'Uncover Reveal': A Current Awareness Gem
UnCover Reveal is an electronic mail table of contents and current awareness service. It is available as part of the CARL UnCover database. You can use it to receive table of contents information from any of the nearly 17,000 journal titles in the database. Reveal can also alert you to new articles and now, books, on topics of interest to you. The UnCover Reveal and Books-in-Reveal services are provided by the University of Wisconsin at no cost to its students, faculty and staff. Most of the journals indexed in UnCover are available in UW-Madison libraries. Check MadCat, the UW-Madison online catalog, for locations and call numbers. It is also possible to have articles sent to you from UnCover via fax, but the article delivery service is not free.
To learn how to set up a profile, read the instructions at http://www.library.wisc.edu/help/quickguide/unreveal.htm (from where the above information was copied). The database may also be searched without submitting a profile on the web at http://uncweb.carl.org.
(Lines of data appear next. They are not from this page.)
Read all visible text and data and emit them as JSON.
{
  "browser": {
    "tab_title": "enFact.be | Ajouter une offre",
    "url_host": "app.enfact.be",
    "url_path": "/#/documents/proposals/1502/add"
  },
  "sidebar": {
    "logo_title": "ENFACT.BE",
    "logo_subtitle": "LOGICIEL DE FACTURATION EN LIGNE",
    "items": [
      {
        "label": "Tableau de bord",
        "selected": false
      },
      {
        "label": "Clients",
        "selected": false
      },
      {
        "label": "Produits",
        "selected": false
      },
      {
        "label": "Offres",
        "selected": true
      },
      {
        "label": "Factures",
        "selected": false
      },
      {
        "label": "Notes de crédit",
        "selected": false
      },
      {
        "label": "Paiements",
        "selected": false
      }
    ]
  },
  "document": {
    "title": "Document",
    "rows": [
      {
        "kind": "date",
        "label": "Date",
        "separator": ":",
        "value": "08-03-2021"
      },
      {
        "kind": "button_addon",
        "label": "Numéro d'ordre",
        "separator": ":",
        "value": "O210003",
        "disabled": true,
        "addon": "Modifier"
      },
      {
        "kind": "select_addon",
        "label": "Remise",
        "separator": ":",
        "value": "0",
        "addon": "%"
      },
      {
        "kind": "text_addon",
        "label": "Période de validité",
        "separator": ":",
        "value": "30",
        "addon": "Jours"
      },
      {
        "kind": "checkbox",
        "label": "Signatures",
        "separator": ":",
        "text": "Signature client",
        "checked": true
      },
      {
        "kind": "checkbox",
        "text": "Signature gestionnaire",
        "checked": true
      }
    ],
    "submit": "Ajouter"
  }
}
The Institute for Research in Social Science at the University of North Carolina at Chapel Hill maintains a public opinion data archive. Its collection includes polls conducted by Louis Harris and Associates, the Atlanta Journal-Constitution/IRSS Southern Focus Polls and other Southern data, the Carolina Poll, and the National Network of State Polls archive. A new web-accessible database, the IRSS Public Opinion Poll Question Database, allows researchers to search IRSSs public opinion holdings by question wording, date, or state, to identify questions of interest. The address is http://www.irss.unc.edu/data_archive/pollsearch.html. The database allows full-text keyword searching of the question text and displays the full question text and marginals for each item retrieved.
End of March 1997 Newsletter.